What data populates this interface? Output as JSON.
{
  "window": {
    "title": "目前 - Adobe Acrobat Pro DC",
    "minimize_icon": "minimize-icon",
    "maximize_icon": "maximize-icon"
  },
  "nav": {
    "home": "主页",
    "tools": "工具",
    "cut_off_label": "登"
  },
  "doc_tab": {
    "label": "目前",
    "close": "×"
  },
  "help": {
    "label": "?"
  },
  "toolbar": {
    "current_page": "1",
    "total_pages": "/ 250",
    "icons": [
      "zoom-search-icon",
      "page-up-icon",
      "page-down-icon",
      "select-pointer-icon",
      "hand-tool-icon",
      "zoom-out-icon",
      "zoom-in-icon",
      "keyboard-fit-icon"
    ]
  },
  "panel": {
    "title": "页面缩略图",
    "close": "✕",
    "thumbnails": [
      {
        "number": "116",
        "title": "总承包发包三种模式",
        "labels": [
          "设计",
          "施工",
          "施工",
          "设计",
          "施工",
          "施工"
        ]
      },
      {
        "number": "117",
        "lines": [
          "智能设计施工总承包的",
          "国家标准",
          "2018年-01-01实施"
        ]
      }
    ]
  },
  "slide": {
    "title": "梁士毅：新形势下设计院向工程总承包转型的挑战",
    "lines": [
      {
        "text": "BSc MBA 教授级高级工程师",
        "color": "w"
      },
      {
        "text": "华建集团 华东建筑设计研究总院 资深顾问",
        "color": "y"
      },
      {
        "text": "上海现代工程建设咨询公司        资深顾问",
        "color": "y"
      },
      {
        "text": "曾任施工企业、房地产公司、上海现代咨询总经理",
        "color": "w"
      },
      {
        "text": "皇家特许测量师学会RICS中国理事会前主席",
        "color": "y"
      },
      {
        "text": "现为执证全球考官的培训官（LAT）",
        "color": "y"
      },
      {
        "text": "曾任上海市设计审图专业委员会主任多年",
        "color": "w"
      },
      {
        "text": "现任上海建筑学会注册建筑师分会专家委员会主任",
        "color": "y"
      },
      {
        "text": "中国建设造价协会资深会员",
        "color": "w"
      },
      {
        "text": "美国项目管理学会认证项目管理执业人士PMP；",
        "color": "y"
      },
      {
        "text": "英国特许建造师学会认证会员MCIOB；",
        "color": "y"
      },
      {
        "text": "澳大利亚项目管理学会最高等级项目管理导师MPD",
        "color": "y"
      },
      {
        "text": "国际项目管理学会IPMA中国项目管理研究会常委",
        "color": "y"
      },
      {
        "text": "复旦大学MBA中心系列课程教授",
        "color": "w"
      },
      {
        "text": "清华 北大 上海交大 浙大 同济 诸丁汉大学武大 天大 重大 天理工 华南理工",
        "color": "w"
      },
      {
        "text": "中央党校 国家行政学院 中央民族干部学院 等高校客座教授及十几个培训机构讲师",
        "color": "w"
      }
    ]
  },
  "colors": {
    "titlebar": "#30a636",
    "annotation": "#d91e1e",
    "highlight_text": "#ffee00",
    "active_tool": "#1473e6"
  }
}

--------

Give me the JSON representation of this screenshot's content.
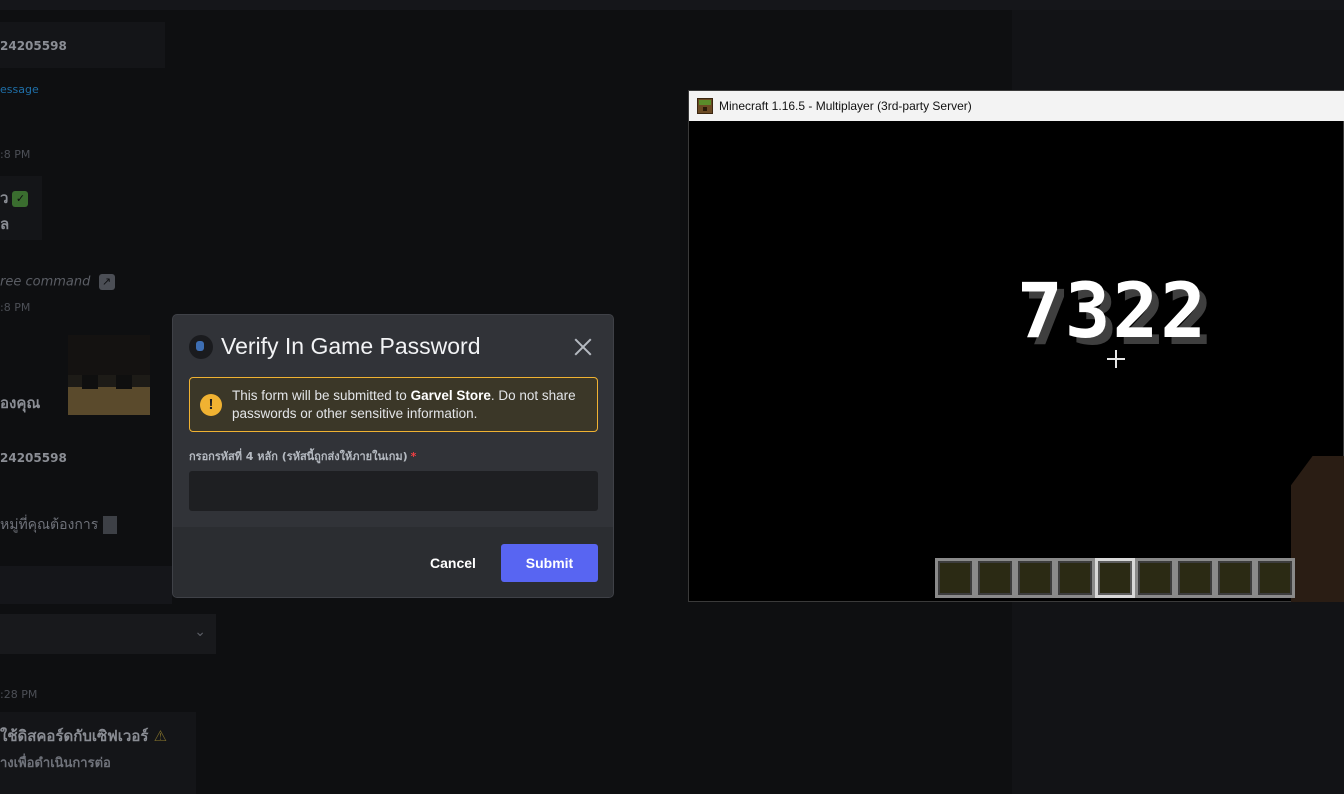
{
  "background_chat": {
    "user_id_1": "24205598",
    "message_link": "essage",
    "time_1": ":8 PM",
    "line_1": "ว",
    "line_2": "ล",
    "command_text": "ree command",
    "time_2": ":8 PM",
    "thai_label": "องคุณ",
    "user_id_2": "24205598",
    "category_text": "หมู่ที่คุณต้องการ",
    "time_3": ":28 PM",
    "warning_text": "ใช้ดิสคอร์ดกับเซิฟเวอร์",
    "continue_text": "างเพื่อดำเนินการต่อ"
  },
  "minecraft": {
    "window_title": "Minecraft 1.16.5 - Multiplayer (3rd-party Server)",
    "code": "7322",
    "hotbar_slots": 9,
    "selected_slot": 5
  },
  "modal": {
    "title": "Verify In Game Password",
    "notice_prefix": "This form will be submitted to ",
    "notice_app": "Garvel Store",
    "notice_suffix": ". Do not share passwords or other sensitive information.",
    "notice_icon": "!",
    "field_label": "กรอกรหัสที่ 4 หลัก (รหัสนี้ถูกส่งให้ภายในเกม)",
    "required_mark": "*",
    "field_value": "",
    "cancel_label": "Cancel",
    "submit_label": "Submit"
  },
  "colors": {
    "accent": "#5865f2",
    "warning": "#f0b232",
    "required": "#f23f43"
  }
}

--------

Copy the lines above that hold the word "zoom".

◆ **Response to the exercise**:
      "zoom-search-icon",
      "zoom-out-icon",
      "zoom-in-icon",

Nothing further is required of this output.